It is starting out very cold this morning with some of the coldest temperatures we’ve seen since early 2015! As I’m writing this the temperatures across North and Central Alabama ranged from 10 at Fort Payne to 18 at Calera (Shelby County Airport). And our Skywatcher at Black Creek has reported a low of 7 degrees! Looks like we could go above the freezing point this afternoon with lots of sunshine coming in from a clear sky. Highs today are expected to reach into the middle and upper 30s.
As you probably expect, the cold has a grip on much of the Nation so there are no areas of severe weather projected for the next few days.
The surface high will migrate eastward into the Atlantic Monday and Tuesday. This will turn the surface flow around to the south in the Lower Mississippi River Valley on Monday and here late Monday and Tuesday. Daytime highs should climb to near 50 on Monday and into the 60s on Tuesday. Don’t you just love the rapid turn around we experience in the Southeast US? 14 degrees on Sunday morning and 60 by Tuesday afternoon!!
The upper air pattern shifts from a deep trough along the East Coast today to ridging Monday and Tuesday. But by Tuesday we’re watching a trough move quickly through the fast moving flow to our north resulting in a cold front that will be dragged into the Southeast US late Tuesday and Wednesday. Front loses it’s forward momentum as it becomes parallel to the upper air flow. This will provide us with the best chances for rain from late Tuesday into the first half of Wednesday. But those chances, while the best, are not expected to be particularly high with rain probability standing around 40 percent. Rainfall amounts will be lower than what was projected yesterday with places getting rain only receiving about a quarter of an inch at best.

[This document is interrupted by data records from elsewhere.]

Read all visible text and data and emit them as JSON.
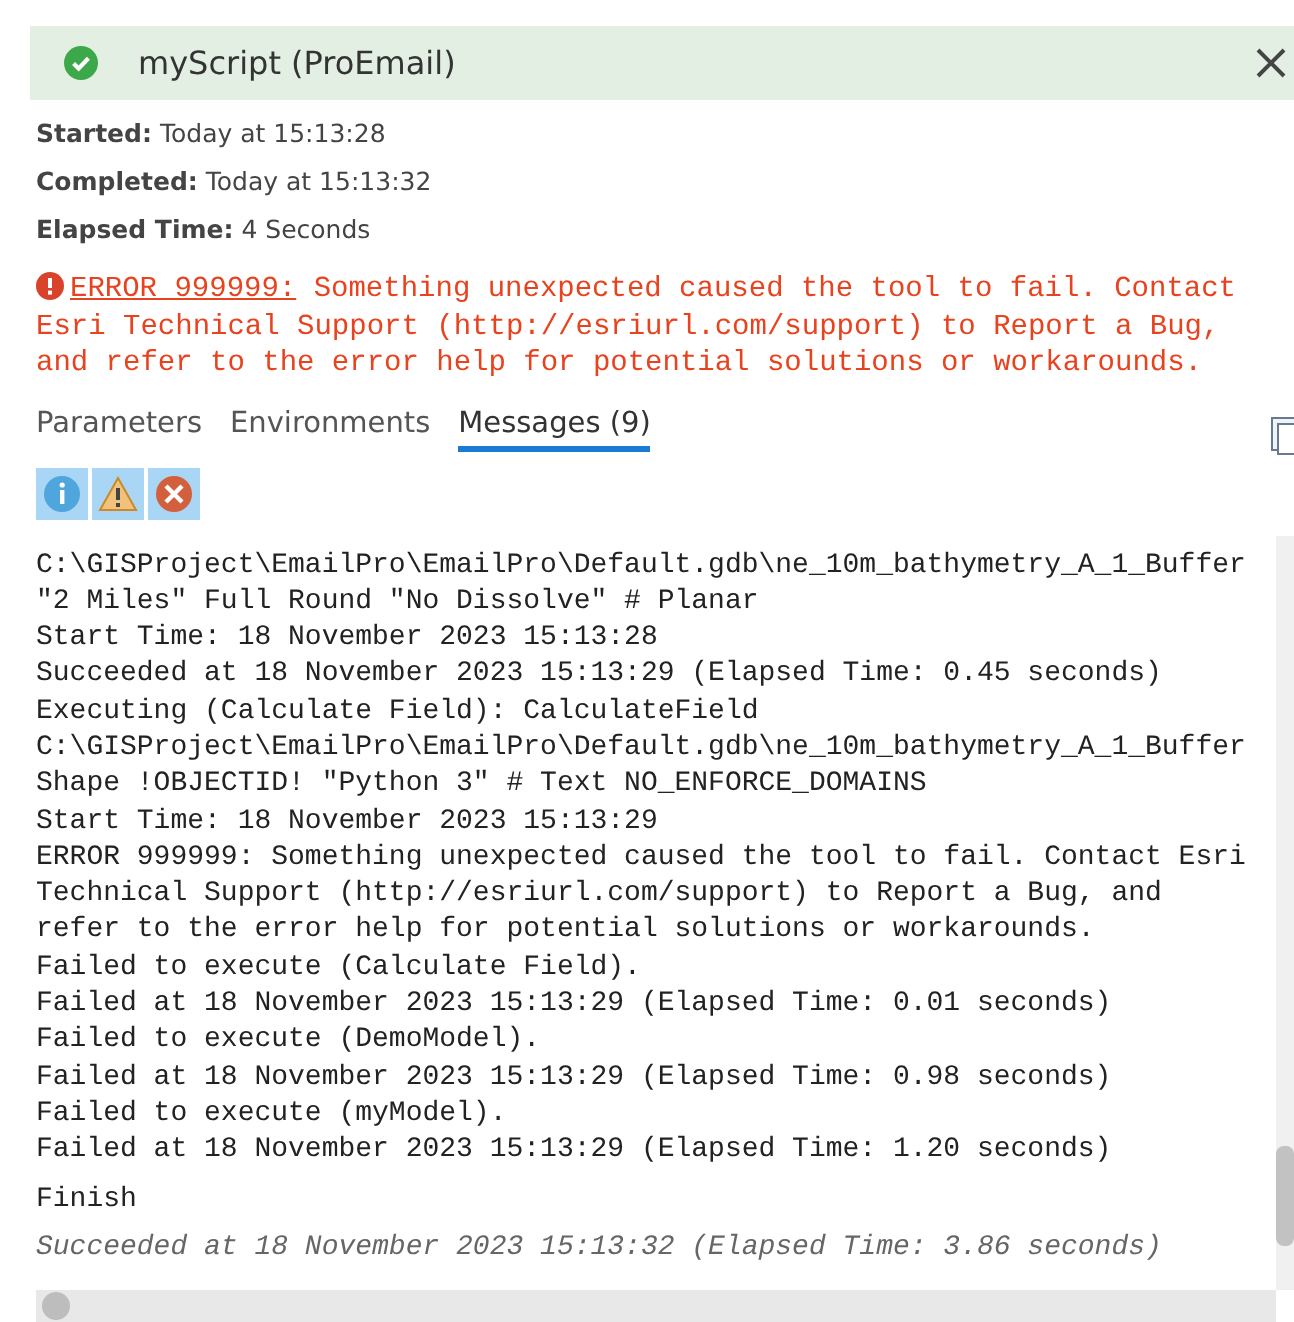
{
  "header": {
    "title": "myScript (ProEmail)",
    "succeeded": true
  },
  "details": [
    {
      "label": "Started:",
      "value": "Today at 15:13:28"
    },
    {
      "label": "Completed:",
      "value": "Today at 15:13:32"
    },
    {
      "label": "Elapsed Time:",
      "value": "4 Seconds"
    }
  ],
  "error": {
    "code": "ERROR 999999:",
    "message": "Something unexpected caused the tool to fail. Contact Esri Technical Support (http://esriurl.com/support) to Report a Bug, and refer to the error help for potential solutions or workarounds."
  },
  "tabs": [
    {
      "label": "Parameters",
      "selected": false
    },
    {
      "label": "Environments",
      "selected": false
    },
    {
      "label": "Messages (9)",
      "selected": true
    }
  ],
  "filters": [
    {
      "kind": "info",
      "on": true
    },
    {
      "kind": "warning",
      "on": true
    },
    {
      "kind": "error",
      "on": true
    }
  ],
  "messages": [
    {
      "kind": "line",
      "text": "C:\\GISProject\\EmailPro\\EmailPro\\Default.gdb\\ne_10m_bathymetry_A_1_Buffer"
    },
    {
      "kind": "line",
      "text": "\"2 Miles\" Full Round \"No Dissolve\" # Planar"
    },
    {
      "kind": "line",
      "text": "Start Time: 18 November 2023 15:13:28"
    },
    {
      "kind": "line",
      "text": "Succeeded at 18 November 2023 15:13:29 (Elapsed Time: 0.45 seconds)"
    },
    {
      "kind": "line",
      "text": "Executing (Calculate Field): CalculateField"
    },
    {
      "kind": "line",
      "text": "C:\\GISProject\\EmailPro\\EmailPro\\Default.gdb\\ne_10m_bathymetry_A_1_Buffer"
    },
    {
      "kind": "line",
      "text": "Shape !OBJECTID! \"Python 3\" # Text NO_ENFORCE_DOMAINS"
    },
    {
      "kind": "line",
      "text": "Start Time: 18 November 2023 15:13:29"
    },
    {
      "kind": "line",
      "text": "ERROR 999999: Something unexpected caused the tool to fail. Contact Esri"
    },
    {
      "kind": "line",
      "text": "Technical Support (http://esriurl.com/support) to Report a Bug, and"
    },
    {
      "kind": "line",
      "text": "refer to the error help for potential solutions or workarounds."
    },
    {
      "kind": "line",
      "text": "Failed to execute (Calculate Field)."
    },
    {
      "kind": "line",
      "text": "Failed at 18 November 2023 15:13:29 (Elapsed Time: 0.01 seconds)"
    },
    {
      "kind": "line",
      "text": "Failed to execute (DemoModel)."
    },
    {
      "kind": "line",
      "text": "Failed at 18 November 2023 15:13:29 (Elapsed Time: 0.98 seconds)"
    },
    {
      "kind": "line",
      "text": "Failed to execute (myModel)."
    },
    {
      "kind": "line",
      "text": "Failed at 18 November 2023 15:13:29 (Elapsed Time: 1.20 seconds)"
    },
    {
      "kind": "finish",
      "text": "Finish"
    },
    {
      "kind": "summary",
      "text": "Succeeded at 18 November 2023 15:13:32 (Elapsed Time: 3.86 seconds)"
    }
  ]
}
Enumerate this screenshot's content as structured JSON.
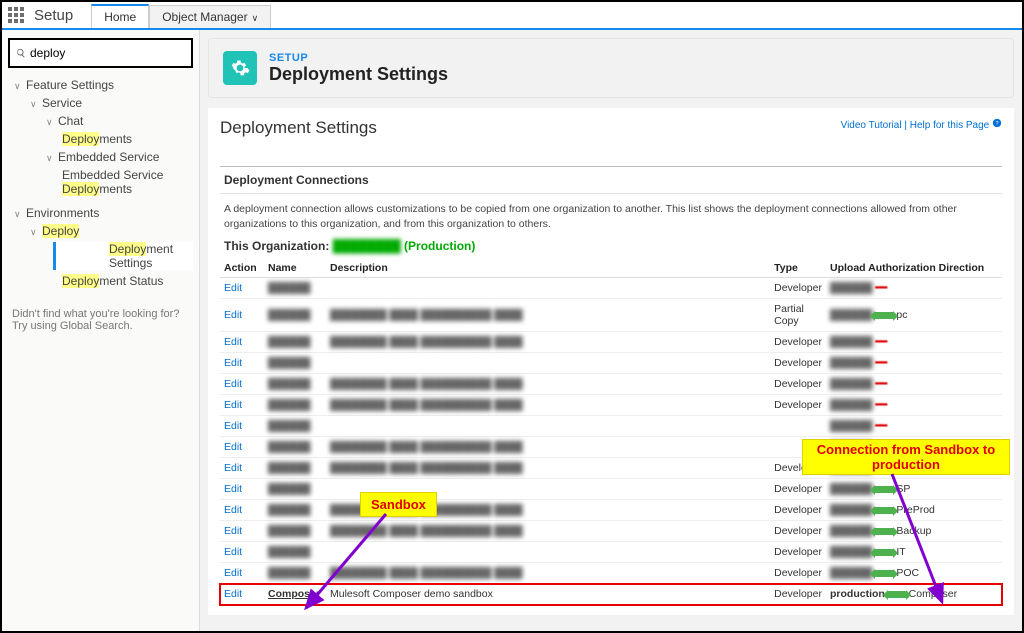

The upper air pattern is forecast to remain a ridge from an upper high centered over the Florida Peninsula for the latter half of the week ahead. Another front will drag southeastward Friday but it is not expected to actually reach the Southeast US as we were seeing yesterday. This run of the GFS is much more bullish on the upper ridge with the primary action to our west where a deep trough and closed low are forecast to dig into northwestern Mexico. This pattern is reminiscent of the one we saw the first couple of days of 2017 as that trough taps into Pacific moisture. The primary threat for a rainy pattern appears to be a little to our west over Texas, Arkansas, and Oklahoma for the 15th of January. That rain will finally come our way around the 17th as the deep trough ejects east-northeast across Texas. But this is verging several days into voodoo country, so you can expect to see changes to the forecast before we actually get to week 2.
As I mentioned yesterday, the pattern is expected to remain fairly fast. Once the trough ejects by us around the 18th, we’ll have a couple of mild days with another trough digging into Texas on the 21st of January. That one will move by us around the 22nd and turn the upper flow northwesterly again with another potential for some cold weather as we get to 372 hours into the forecast.
WORLD CLASS TENNIS RETURNS TO BIRMINGHAM: The BJCC will host the first-round tie against Switzerland February 3rd-5th. Single-day tickets are on sale now. Get them while they last! Buy tickets here.
James Spann returns with the warmer weather tomorrow morning. I hope that you have a great day. Godspeed.
Breaking News! Single Day Davis Cup Tickets On Sale Today!